- The U.S. Department of Energy is considering new energy efficiency standards for manufactured housing, and plans to release a supplemental notice of proposed rulemaking (SNOPR) by Aug. 16 that will be based on the 2021 version of the International Energy Conservation Code (IECC). The agency published a related notice on Wednesday, detailing plans to consider the air quality impacts of sealing manufactured homes more tightly.
- Energy conservation portions of current manufactured housing regulations have not been adjusted since 1994, and according to the American Council for an Energy-Efficient Economy (ACEEE), these types of homes use 70% more energy per square foot than traditional "stick-built" homes.
- Roughly 7 million manufactured homes are in the United States, with the majority located in rural areas. "Energy bills can be very high and it's a very low income population living in them," said Lowell Ungar, who leads the federal policy program at ACEEE.
There are about 100,000 manufactured homes constructed in the U.S. every year and new builds can be highly efficient, with zero-loss, air-tight shells. The standards DOE is developing will apply to new homes, meaning significant energy savings as millions of older homes in use are ultimately replaced.
Manufactured homes are regulated by a federal standard because they are constructed in factories that may ship to multiple states. The Department of Housing and Urban Development sets the standards on the advice of its Manufactured Housing Consensus Committee, but those standards include energy provisions that have not been updated in more than 25 years.
In 2007, Congress directed DOE to establish energy conservation standards for manufactured housing, but so far none have been finalized. Efficiency advocates DOE is nine years behind requirements to set a new standard.
"For rural [electric] cooperatives, manufactured housing is quite significant," said Ungar. "It's an area that certainly some utility and efficiency programs have been interested in. There's a large opportunity because the current homes tend to be so inefficient."
A draft standard DOE considered in 2016 was estimated to potentially save manufactured home owners thousands of dollars over the lifetime of the home, but it was not published by President Donald Trump's administration.
DOE was sued by Sierra Club in 2017 over the failure to publish the rule, and their settlement requires the agency to finalize new standards in the first quarter of 2022.
The National Rural Electric Cooperative Association supported the proposed 2016 standard, but was unable to comment on current attempts to update conservation rules. The 2016 proposal would have reduced manufactured home energy demand more than a quarter, the group said.
Any new efficiency rules will need to tackle air quality issues, which have been flagged because new manufactured homes that can be air tight. On Wednesday, DOE published a notice of intent to prepare an environmental impact statement (EIS) on the impacts of sealing manufactured homes more tightly, to evaluate the potential impacts associated with updating conservation standards.

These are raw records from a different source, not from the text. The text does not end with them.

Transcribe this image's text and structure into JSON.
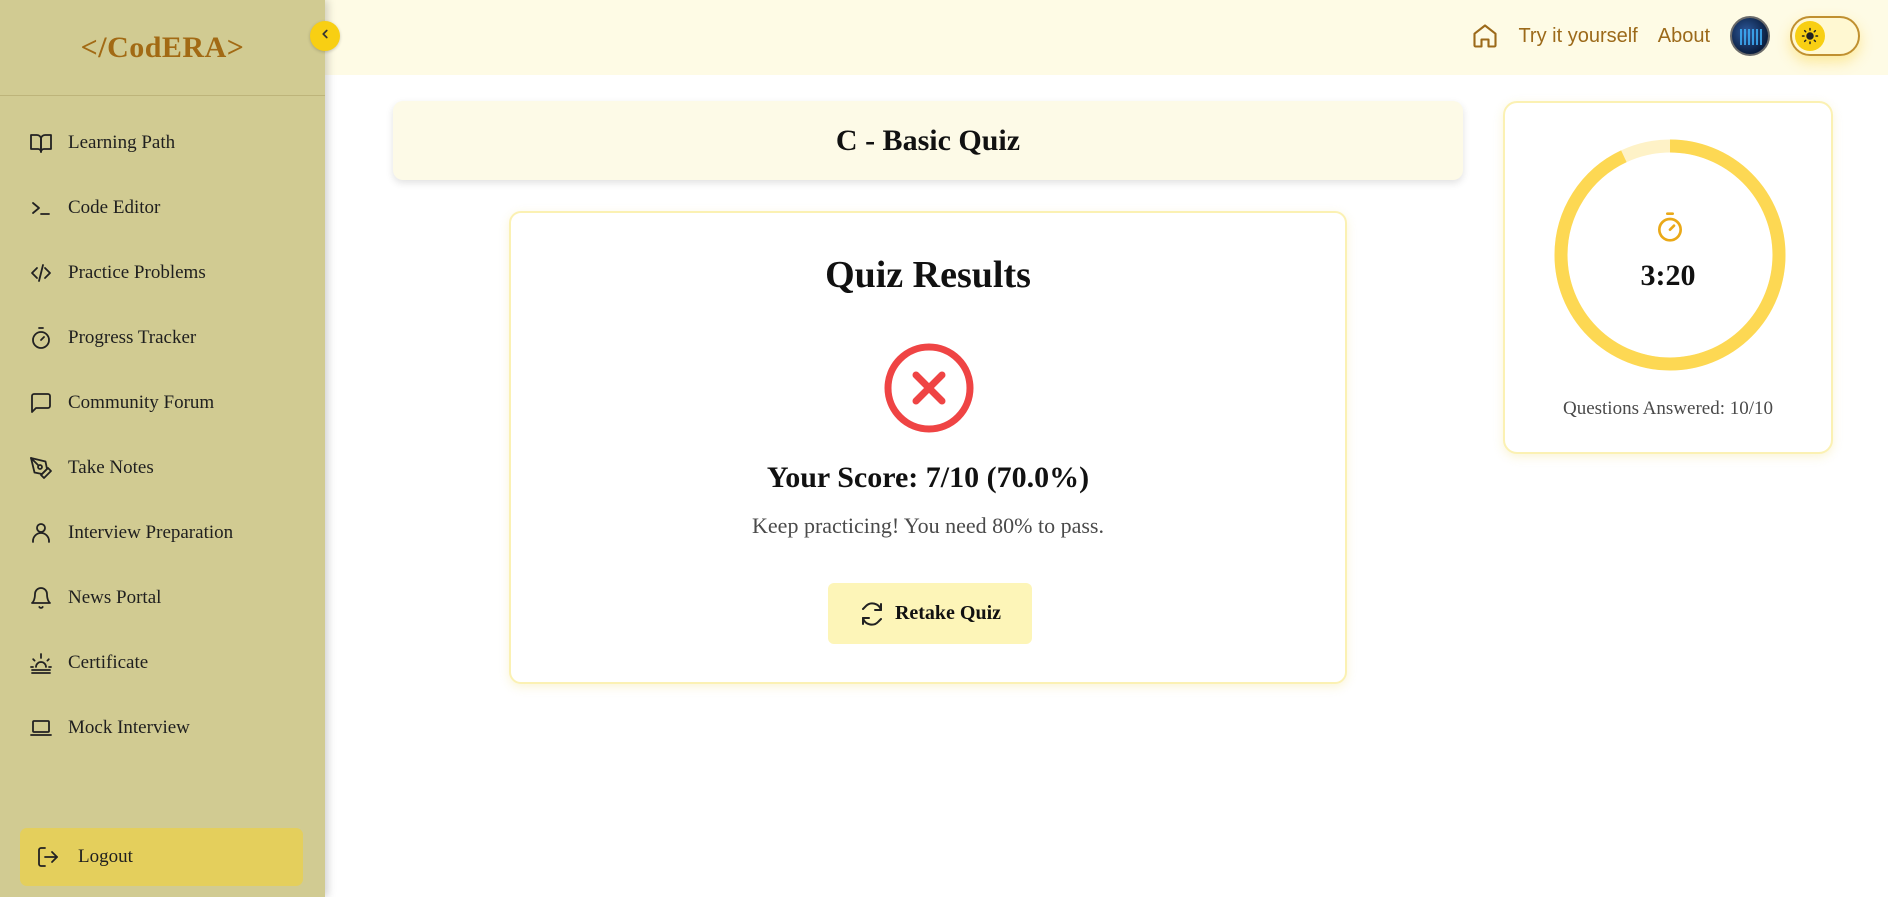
{
  "sidebar": {
    "logo": "</CodERA>",
    "items": [
      {
        "label": "Learning Path",
        "icon": "book-open-icon"
      },
      {
        "label": "Code Editor",
        "icon": "terminal-icon"
      },
      {
        "label": "Practice Problems",
        "icon": "code-icon"
      },
      {
        "label": "Progress Tracker",
        "icon": "stopwatch-icon"
      },
      {
        "label": "Community Forum",
        "icon": "message-square-icon"
      },
      {
        "label": "Take Notes",
        "icon": "pen-tool-icon"
      },
      {
        "label": "Interview Preparation",
        "icon": "user-icon"
      },
      {
        "label": "News Portal",
        "icon": "bell-icon"
      },
      {
        "label": "Certificate",
        "icon": "sunrise-icon"
      },
      {
        "label": "Mock Interview",
        "icon": "laptop-icon"
      }
    ],
    "logout_label": "Logout"
  },
  "header": {
    "try_label": "Try it yourself",
    "about_label": "About"
  },
  "quiz": {
    "title": "C - Basic Quiz",
    "results_title": "Quiz Results",
    "score_text": "Your Score: 7/10 (70.0%)",
    "score": 7,
    "total": 10,
    "message": "Keep practicing! You need 80% to pass.",
    "retake_label": "Retake Quiz"
  },
  "timer": {
    "value": "3:20",
    "progress_fraction": 0.93,
    "answered_text": "Questions Answered: 10/10"
  },
  "colors": {
    "sidebar_bg": "#d1cb92",
    "accent_yellow": "#f8cf13",
    "ring_fill": "#fdd853",
    "ring_track": "#fef2c7",
    "fail_red": "#ef4444",
    "brand_brown": "#a26a14"
  }
}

The agency said its new manufactured home standards would impact: the building thermal envelope; air sealing; installation of insulation; duct sealing; heating, ventilation and air conditioning; service hot water systems; mechanical ventilation fan efficacy; and heating and cooling equipment sizing.
DOE also said it is considering a "tiered approach" to address affordability and cost-effectiveness concerns with the efficiency rule.
The Manufactured Housing Association for Regulatory Reform opposed the 2016 proposed standards and warned the "outrageous requirements" could drive up the price of manufactured homes by $6,000 or more.
Under DOE's tiered approach, for manufactured homes below a certain retail price, "the stringency of certain building thermal envelope requirements would be based on incremental costs that provide a beneficial financial outcome with respect to life-cycle cost savings, while minimizing upfront cost impacts." That retail price has yet to be set, the agency said.
The price impacts of rules are important, said Ungar, because manufactured homes often function as low-income housing. And upgrades can be tricky because the homes often need so much work.
"You can do retrofits and improvements ... there are some really nice programs," Ungar said. "There also are really old mobile homes. Some are in really bad shape but people are still living in them. It doesn't make sense to fix them."
ACEEE's policy recommendations for manufactured home rules point out that electric heat pumps can help reduce costs and improve safety and air quality compared with propane or gas heating in manufactured homes. A "straightforward approach" to new rules "would be to require ENERGY STAR equipment for heating, cooling, and lighting," the group said. "More-aggressive measures could push further electrification as long as it is cost effective."
DOE says its Office of Energy Efficiency and Renewable Energy plans to finalize the SNOPR by the middle of August. Comments on the EIS notice for sealing manufactured homes will be due within 45 days of its publication in the Federal Register. DOE is now taking comments on the scope of the EIS until Aug. 6.
DOE plans to hold virtual information and scoping meetings to discuss the EIS on July 21 and 22.